Bitcoin: the Price of Legitimization
- Aug 20, 2013 | Gail Cole
Bitcoin, an "experimental, decentralized digital currency," grew out of the concept that "money is any object… accepted as payment for goods and services and repayment of debts…." It "lives as a code inside a computer… but works in many ways like cold hard cash." No central authority, such as a bank, is involved in bitcoin transactions. Instead, transactions "are managed collectively by the network." It's virtually anonymous, too.
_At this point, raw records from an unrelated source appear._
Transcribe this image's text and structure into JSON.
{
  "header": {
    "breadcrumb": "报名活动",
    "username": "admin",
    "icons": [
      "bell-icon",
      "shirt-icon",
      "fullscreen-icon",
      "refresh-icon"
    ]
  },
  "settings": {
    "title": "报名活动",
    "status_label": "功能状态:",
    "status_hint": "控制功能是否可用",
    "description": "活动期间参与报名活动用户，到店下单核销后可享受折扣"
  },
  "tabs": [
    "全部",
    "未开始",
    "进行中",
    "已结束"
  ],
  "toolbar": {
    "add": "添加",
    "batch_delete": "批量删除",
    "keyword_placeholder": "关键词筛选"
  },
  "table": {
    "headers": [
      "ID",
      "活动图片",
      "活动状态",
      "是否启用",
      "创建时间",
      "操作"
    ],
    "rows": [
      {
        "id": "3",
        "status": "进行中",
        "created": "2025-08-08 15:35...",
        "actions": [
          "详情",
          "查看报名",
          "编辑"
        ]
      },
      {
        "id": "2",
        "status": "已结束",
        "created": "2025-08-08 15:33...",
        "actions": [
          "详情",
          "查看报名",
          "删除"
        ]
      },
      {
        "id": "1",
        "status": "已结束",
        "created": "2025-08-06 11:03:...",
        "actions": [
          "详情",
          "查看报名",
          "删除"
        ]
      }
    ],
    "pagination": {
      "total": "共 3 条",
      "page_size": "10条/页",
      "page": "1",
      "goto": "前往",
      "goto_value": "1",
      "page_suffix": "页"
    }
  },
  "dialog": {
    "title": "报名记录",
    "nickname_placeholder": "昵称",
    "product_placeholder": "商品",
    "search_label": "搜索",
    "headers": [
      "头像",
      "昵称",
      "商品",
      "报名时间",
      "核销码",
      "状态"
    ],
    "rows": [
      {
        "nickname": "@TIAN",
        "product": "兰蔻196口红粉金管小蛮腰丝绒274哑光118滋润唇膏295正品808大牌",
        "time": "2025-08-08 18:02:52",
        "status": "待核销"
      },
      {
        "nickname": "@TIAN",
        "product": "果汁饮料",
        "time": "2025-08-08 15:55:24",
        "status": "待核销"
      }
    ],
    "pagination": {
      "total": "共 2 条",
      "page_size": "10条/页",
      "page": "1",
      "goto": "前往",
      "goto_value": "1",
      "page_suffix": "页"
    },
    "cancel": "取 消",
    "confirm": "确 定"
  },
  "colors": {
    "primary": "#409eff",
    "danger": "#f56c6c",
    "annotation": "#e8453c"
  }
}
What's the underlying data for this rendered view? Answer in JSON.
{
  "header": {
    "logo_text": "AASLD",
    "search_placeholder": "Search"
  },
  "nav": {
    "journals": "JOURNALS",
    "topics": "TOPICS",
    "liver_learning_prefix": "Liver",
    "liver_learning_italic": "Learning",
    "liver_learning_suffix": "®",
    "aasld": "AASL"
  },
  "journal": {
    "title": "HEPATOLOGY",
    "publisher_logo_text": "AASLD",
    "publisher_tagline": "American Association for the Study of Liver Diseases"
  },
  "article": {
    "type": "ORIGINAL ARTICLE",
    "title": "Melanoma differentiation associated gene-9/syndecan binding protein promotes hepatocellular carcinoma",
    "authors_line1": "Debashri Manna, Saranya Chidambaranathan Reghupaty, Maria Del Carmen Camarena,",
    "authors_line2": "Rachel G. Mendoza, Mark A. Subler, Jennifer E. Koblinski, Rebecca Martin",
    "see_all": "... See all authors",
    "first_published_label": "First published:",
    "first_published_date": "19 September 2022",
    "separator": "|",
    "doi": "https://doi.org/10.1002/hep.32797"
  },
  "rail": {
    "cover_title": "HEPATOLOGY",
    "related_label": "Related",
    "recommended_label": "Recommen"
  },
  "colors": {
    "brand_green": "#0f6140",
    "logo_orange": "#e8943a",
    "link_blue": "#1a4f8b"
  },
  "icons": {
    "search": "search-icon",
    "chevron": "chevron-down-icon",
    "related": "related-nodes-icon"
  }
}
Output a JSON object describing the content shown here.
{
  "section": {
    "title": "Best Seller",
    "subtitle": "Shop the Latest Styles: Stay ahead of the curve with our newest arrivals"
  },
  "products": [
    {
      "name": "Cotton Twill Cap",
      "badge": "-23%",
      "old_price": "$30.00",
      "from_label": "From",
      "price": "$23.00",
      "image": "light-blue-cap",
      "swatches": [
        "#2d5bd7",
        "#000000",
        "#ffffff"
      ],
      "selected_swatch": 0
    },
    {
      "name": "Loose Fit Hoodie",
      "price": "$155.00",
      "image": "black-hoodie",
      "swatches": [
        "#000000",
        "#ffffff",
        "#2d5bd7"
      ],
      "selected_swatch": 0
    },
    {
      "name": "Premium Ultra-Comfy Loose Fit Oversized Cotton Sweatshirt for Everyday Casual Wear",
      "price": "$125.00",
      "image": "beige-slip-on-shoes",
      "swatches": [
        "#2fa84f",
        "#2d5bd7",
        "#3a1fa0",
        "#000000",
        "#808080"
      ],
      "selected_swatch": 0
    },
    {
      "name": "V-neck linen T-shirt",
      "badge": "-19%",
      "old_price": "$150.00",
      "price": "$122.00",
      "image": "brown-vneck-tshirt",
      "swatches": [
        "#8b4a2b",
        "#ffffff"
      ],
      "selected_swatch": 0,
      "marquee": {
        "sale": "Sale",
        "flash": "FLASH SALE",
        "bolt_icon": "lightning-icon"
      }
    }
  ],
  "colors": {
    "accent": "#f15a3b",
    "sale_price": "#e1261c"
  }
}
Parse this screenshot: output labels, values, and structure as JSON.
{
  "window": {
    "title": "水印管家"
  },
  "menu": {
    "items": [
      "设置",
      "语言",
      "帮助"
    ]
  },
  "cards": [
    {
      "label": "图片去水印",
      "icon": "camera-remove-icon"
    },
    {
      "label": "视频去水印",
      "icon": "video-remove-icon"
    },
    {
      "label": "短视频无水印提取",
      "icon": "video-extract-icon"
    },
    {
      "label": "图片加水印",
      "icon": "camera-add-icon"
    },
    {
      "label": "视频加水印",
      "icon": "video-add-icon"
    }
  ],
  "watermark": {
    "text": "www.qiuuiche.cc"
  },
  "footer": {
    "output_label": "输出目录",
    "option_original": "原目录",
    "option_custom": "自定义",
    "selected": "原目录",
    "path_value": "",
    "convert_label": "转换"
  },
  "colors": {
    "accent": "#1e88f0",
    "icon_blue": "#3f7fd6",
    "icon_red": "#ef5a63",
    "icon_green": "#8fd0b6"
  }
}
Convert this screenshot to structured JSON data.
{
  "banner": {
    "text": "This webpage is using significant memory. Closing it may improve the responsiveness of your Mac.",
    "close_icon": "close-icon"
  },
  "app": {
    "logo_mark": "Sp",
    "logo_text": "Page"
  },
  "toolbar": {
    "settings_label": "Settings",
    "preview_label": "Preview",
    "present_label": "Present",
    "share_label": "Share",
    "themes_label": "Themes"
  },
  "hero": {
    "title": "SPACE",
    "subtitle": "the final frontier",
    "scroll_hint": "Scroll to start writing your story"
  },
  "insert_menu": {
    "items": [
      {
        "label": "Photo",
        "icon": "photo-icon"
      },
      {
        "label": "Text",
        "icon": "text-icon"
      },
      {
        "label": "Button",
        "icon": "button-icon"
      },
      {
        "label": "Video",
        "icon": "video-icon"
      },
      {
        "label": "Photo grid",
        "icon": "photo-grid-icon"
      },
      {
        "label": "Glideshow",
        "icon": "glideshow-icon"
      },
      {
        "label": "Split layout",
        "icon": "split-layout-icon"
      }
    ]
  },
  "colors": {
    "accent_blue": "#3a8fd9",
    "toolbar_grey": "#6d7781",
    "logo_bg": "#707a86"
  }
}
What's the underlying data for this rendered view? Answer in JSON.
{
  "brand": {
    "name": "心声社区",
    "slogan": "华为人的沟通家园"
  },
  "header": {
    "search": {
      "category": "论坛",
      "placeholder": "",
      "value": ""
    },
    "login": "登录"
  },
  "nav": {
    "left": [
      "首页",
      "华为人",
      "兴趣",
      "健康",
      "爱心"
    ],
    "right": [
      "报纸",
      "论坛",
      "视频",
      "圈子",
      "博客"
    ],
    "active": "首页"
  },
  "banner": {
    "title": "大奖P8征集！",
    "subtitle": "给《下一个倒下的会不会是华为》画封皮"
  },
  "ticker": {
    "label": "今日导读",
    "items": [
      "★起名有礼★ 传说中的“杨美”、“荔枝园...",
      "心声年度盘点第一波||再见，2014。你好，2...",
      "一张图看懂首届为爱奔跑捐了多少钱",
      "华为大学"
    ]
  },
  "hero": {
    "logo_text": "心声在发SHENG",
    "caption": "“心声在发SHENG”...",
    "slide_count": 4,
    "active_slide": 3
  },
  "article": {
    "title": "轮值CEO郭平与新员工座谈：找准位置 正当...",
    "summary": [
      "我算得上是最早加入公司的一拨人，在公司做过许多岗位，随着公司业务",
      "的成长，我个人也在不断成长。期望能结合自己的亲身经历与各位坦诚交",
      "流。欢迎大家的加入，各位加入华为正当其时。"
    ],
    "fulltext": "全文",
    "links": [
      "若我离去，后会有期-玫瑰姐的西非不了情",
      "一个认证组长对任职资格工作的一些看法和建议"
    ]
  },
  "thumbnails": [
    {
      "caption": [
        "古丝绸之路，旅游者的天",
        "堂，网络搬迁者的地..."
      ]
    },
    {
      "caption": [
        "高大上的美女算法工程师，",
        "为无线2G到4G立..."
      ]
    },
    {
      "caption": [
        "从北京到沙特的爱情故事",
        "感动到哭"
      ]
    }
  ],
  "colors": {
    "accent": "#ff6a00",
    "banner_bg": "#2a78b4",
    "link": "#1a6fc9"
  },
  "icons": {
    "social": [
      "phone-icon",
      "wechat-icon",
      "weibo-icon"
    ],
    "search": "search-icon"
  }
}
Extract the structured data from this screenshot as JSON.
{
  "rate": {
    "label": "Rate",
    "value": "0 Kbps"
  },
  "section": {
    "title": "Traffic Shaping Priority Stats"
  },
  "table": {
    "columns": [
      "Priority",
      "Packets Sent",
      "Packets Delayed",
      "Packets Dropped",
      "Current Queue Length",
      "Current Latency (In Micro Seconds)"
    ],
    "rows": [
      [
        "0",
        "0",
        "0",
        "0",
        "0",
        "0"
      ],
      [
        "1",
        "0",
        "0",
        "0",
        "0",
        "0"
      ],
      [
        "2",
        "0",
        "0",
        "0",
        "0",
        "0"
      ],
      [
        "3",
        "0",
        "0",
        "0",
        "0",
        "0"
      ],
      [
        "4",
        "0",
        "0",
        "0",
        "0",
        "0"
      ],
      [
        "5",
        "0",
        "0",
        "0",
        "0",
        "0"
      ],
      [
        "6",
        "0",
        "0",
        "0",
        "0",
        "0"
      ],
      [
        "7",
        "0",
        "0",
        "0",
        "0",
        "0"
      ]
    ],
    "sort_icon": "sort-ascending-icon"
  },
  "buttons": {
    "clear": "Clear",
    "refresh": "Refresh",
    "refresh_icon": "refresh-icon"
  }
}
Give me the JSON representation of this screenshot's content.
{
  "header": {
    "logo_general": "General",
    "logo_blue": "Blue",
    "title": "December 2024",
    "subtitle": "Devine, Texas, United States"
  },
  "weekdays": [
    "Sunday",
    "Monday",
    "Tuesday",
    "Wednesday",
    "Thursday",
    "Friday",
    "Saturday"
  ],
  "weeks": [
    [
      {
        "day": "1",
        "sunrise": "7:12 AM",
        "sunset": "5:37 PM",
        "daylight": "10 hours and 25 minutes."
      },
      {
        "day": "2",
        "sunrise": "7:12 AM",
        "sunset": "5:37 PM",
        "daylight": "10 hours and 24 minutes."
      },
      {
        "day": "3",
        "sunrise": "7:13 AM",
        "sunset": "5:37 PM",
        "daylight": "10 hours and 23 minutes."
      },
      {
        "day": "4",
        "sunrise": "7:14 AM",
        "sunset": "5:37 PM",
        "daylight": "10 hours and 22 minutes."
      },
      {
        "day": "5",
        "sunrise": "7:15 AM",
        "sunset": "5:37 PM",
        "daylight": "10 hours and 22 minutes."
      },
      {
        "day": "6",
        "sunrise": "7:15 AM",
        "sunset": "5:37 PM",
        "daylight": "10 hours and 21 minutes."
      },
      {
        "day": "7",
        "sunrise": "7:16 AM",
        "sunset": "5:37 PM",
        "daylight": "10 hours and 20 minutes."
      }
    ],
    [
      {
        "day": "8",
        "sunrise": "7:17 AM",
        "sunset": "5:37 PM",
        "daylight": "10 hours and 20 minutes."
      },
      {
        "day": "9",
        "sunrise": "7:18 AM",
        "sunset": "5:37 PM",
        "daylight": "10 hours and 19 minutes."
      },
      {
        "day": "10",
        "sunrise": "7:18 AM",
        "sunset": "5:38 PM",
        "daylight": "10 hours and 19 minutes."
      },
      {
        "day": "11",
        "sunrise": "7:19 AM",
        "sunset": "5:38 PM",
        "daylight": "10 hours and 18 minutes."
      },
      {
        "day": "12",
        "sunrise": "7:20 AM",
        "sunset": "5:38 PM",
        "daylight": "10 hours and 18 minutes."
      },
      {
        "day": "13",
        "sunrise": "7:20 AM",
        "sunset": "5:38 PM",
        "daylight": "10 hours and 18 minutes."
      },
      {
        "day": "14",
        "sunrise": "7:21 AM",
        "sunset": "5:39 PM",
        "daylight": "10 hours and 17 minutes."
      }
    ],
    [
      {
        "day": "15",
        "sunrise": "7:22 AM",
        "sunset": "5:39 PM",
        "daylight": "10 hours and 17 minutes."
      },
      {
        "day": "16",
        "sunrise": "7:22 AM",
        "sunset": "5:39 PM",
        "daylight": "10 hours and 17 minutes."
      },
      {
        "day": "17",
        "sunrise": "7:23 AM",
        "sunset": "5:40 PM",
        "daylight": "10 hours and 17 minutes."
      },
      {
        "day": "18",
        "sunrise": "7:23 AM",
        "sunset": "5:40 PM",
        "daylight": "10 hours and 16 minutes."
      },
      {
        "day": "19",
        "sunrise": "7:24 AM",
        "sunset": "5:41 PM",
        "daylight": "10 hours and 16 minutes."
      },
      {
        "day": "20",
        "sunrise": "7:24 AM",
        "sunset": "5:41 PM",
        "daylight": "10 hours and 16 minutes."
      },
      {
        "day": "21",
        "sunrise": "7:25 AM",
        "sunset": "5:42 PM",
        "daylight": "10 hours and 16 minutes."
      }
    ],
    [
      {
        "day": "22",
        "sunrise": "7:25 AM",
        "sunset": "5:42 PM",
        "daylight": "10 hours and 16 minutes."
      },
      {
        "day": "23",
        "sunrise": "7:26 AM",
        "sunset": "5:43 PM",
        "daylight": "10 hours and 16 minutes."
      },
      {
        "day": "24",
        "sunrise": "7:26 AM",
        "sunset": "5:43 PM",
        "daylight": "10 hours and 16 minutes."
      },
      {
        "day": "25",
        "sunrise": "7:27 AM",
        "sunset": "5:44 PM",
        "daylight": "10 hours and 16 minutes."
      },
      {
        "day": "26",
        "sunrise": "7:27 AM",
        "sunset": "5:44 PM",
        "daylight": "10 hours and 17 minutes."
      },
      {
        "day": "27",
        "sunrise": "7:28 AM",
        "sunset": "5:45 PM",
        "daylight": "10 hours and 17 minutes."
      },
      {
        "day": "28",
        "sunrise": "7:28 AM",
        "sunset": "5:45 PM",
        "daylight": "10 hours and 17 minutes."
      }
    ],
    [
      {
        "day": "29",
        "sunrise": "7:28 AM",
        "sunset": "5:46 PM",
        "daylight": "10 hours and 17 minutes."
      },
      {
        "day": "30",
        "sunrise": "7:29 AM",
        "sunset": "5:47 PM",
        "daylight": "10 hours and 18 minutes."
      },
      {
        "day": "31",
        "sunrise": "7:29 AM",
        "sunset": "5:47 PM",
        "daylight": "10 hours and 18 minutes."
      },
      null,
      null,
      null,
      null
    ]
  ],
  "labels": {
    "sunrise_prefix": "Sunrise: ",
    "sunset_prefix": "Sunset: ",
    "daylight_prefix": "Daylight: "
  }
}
"Bitcoin payments can usually be made more quickly and cheaply but they lack safety nets that come with using a more established system." Digital currency has been called "incredibly solid and incredibly clever from a technical standpoint." It's also been called "crazy stupid" because of its fragile security and economic model (NY Times).
Clever or stupid, Bitcoin now has an estimated global worth of more than a billion dollars. And this week, it gained official recognition from the government of Germany. From now on, "if companies want to use Bitcoins for commercial transactions (in Germany), they need the permission of the Federal Financial Supervisory Authority (BaFin)."
Official recognition comes with a price. Thus far, bitcoin transactions have not been subject to sales tax or its more widely used equivalent, the value added tax (VAT). According to Germany's federal ministry of finance, that should change. The government has reportedly said it would not provide "a tax exemption on commercial activities that use Bitcoins." Bitcoin users should pay capital gains tax, and they "should now pay sales tax (VAT) as well" (TechCrunch).
Perhaps they should. Yet as the Huffington Post points out, "Bitcoin is virtually impossible to tax." This is because it is anonymous and unregulated:
"There is no way for governments to know who owns what, who is paying whom, what is being sold, who is buying what, and how much income a Bitcoin owner has."
Governments are becoming increasingly interested in the Bitcoin industry. Germany's recent decision "legitimizes Bitcoin" and seeks to regulate it--can there be taxation without some sort of regulation? And in New York, "state financial regulators have subpoenaed Bitcoin businesses and raised the possibility of 'new regulatory guidelines.'"
It has been said that "Bitcoin is fundamentally based on mistrust," that it "was designed to evade governments and central banks." Whether or not governments will succeed in subject Bitcoin transactions to tax remains to be seen.